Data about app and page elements

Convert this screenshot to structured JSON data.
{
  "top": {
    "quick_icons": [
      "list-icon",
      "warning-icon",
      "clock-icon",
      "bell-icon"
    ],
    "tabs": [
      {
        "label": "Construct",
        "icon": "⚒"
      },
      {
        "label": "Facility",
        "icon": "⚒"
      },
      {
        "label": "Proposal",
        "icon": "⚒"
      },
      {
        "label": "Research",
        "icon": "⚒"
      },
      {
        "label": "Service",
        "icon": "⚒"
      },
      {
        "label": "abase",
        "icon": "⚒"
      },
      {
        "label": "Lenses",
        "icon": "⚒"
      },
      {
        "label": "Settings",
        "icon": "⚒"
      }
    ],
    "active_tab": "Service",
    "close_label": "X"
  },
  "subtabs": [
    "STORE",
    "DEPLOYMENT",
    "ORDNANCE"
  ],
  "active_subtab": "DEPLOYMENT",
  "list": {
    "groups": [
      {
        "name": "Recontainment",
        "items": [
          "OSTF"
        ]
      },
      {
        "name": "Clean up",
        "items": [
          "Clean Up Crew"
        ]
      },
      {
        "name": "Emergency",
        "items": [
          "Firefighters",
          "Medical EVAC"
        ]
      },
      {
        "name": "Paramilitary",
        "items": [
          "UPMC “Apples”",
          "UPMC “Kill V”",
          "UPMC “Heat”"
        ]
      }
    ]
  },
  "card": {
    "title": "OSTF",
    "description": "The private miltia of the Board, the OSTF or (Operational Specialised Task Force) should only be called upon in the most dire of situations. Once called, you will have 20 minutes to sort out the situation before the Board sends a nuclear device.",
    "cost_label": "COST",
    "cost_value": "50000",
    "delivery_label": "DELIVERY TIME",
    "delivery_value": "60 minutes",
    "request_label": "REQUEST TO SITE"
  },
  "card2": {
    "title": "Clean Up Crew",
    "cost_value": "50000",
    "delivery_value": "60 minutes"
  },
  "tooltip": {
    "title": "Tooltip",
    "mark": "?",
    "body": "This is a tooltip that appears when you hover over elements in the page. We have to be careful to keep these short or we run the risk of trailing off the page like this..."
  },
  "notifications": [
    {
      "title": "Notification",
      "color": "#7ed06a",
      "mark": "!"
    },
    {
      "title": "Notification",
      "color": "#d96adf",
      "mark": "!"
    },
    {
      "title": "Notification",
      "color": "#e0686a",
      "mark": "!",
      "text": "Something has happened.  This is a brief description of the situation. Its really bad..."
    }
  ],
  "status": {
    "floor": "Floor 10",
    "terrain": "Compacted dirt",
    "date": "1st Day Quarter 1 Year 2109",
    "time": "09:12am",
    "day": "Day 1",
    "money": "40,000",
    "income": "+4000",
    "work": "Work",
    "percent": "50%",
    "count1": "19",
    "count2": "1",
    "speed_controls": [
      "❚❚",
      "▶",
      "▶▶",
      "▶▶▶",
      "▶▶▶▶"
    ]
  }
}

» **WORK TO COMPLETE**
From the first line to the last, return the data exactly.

» **ANSWER TO THE PROBLEM**
Convert this screenshot to structured JSON data.
{
  "top": {
    "quick_icons": [
      "list-icon",
      "warning-icon",
      "clock-icon",
      "bell-icon"
    ],
    "tabs": [
      {
        "label": "Construct",
        "icon": "⚒"
      },
      {
        "label": "Facility",
        "icon": "⚒"
      },
      {
        "label": "Proposal",
        "icon": "⚒"
      },
      {
        "label": "Research",
        "icon": "⚒"
      },
      {
        "label": "Service",
        "icon": "⚒"
      },
      {
        "label": "abase",
        "icon": "⚒"
      },
      {
        "label": "Lenses",
        "icon": "⚒"
      },
      {
        "label": "Settings",
        "icon": "⚒"
      }
    ],
    "active_tab": "Service",
    "close_label": "X"
  },
  "subtabs": [
    "STORE",
    "DEPLOYMENT",
    "ORDNANCE"
  ],
  "active_subtab": "DEPLOYMENT",
  "list": {
    "groups": [
      {
        "name": "Recontainment",
        "items": [
          "OSTF"
        ]
      },
      {
        "name": "Clean up",
        "items": [
          "Clean Up Crew"
        ]
      },
      {
        "name": "Emergency",
        "items": [
          "Firefighters",
          "Medical EVAC"
        ]
      },
      {
        "name": "Paramilitary",
        "items": [
          "UPMC “Apples”",
          "UPMC “Kill V”",
          "UPMC “Heat”"
        ]
      }
    ]
  },
  "card": {
    "title": "OSTF",
    "description": "The private miltia of the Board, the OSTF or (Operational Specialised Task Force) should only be called upon in the most dire of situations. Once called, you will have 20 minutes to sort out the situation before the Board sends a nuclear device.",
    "cost_label": "COST",
    "cost_value": "50000",
    "delivery_label": "DELIVERY TIME",
    "delivery_value": "60 minutes",
    "request_label": "REQUEST TO SITE"
  },
  "card2": {
    "title": "Clean Up Crew",
    "cost_value": "50000",
    "delivery_value": "60 minutes"
  },
  "tooltip": {
    "title": "Tooltip",
    "mark": "?",
    "body": "This is a tooltip that appears when you hover over elements in the page. We have to be careful to keep these short or we run the risk of trailing off the page like this..."
  },
  "notifications": [
    {
      "title": "Notification",
      "color": "#7ed06a",
      "mark": "!"
    },
    {
      "title": "Notification",
      "color": "#d96adf",
      "mark": "!"
    },
    {
      "title": "Notification",
      "color": "#e0686a",
      "mark": "!",
      "text": "Something has happened.  This is a brief description of the situation. Its really bad..."
    }
  ],
  "status": {
    "floor": "Floor 10",
    "terrain": "Compacted dirt",
    "date": "1st Day Quarter 1 Year 2109",
    "time": "09:12am",
    "day": "Day 1",
    "money": "40,000",
    "income": "+4000",
    "work": "Work",
    "percent": "50%",
    "count1": "19",
    "count2": "1",
    "speed_controls": [
      "❚❚",
      "▶",
      "▶▶",
      "▶▶▶",
      "▶▶▶▶"
    ]
  }
}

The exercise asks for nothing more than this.